Start of Data to process

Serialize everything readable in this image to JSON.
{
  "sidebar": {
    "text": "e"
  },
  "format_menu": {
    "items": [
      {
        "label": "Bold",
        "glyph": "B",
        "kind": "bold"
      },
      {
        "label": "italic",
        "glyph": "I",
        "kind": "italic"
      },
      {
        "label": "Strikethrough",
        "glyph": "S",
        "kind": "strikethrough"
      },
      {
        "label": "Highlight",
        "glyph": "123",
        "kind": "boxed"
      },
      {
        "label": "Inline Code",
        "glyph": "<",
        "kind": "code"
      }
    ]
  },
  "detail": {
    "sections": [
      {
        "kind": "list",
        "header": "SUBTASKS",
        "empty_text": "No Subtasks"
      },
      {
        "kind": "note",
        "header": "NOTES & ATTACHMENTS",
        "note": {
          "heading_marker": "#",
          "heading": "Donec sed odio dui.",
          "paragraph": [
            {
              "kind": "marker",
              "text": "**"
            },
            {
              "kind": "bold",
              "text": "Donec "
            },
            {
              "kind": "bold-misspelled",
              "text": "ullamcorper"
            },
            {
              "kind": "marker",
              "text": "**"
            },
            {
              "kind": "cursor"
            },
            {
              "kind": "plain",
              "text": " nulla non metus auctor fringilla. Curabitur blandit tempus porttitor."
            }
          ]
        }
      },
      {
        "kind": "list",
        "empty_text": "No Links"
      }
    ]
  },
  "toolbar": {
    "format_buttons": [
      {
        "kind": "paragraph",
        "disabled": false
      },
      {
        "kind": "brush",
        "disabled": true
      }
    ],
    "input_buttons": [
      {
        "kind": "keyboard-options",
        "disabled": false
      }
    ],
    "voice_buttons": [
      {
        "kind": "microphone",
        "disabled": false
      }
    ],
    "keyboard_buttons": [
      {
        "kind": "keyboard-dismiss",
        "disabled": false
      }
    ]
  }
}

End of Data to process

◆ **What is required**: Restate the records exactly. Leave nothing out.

◆ **Answer to this problem**:
Serialize everything readable in this image to JSON.
{
  "sidebar": {
    "text": "e"
  },
  "format_menu": {
    "items": [
      {
        "label": "Bold",
        "glyph": "B",
        "kind": "bold"
      },
      {
        "label": "italic",
        "glyph": "I",
        "kind": "italic"
      },
      {
        "label": "Strikethrough",
        "glyph": "S",
        "kind": "strikethrough"
      },
      {
        "label": "Highlight",
        "glyph": "123",
        "kind": "boxed"
      },
      {
        "label": "Inline Code",
        "glyph": "<",
        "kind": "code"
      }
    ]
  },
  "detail": {
    "sections": [
      {
        "kind": "list",
        "header": "SUBTASKS",
        "empty_text": "No Subtasks"
      },
      {
        "kind": "note",
        "header": "NOTES & ATTACHMENTS",
        "note": {
          "heading_marker": "#",
          "heading": "Donec sed odio dui.",
          "paragraph": [
            {
              "kind": "marker",
              "text": "**"
            },
            {
              "kind": "bold",
              "text": "Donec "
            },
            {
              "kind": "bold-misspelled",
              "text": "ullamcorper"
            },
            {
              "kind": "marker",
              "text": "**"
            },
            {
              "kind": "cursor"
            },
            {
              "kind": "plain",
              "text": " nulla non metus auctor fringilla. Curabitur blandit tempus porttitor."
            }
          ]
        }
      },
      {
        "kind": "list",
        "empty_text": "No Links"
      }
    ]
  },
  "toolbar": {
    "format_buttons": [
      {
        "kind": "paragraph",
        "disabled": false
      },
      {
        "kind": "brush",
        "disabled": true
      }
    ],
    "input_buttons": [
      {
        "kind": "keyboard-options",
        "disabled": false
      }
    ],
    "voice_buttons": [
      {
        "kind": "microphone",
        "disabled": false
      }
    ],
    "keyboard_buttons": [
      {
        "kind": "keyboard-dismiss",
        "disabled": false
      }
    ]
  }
}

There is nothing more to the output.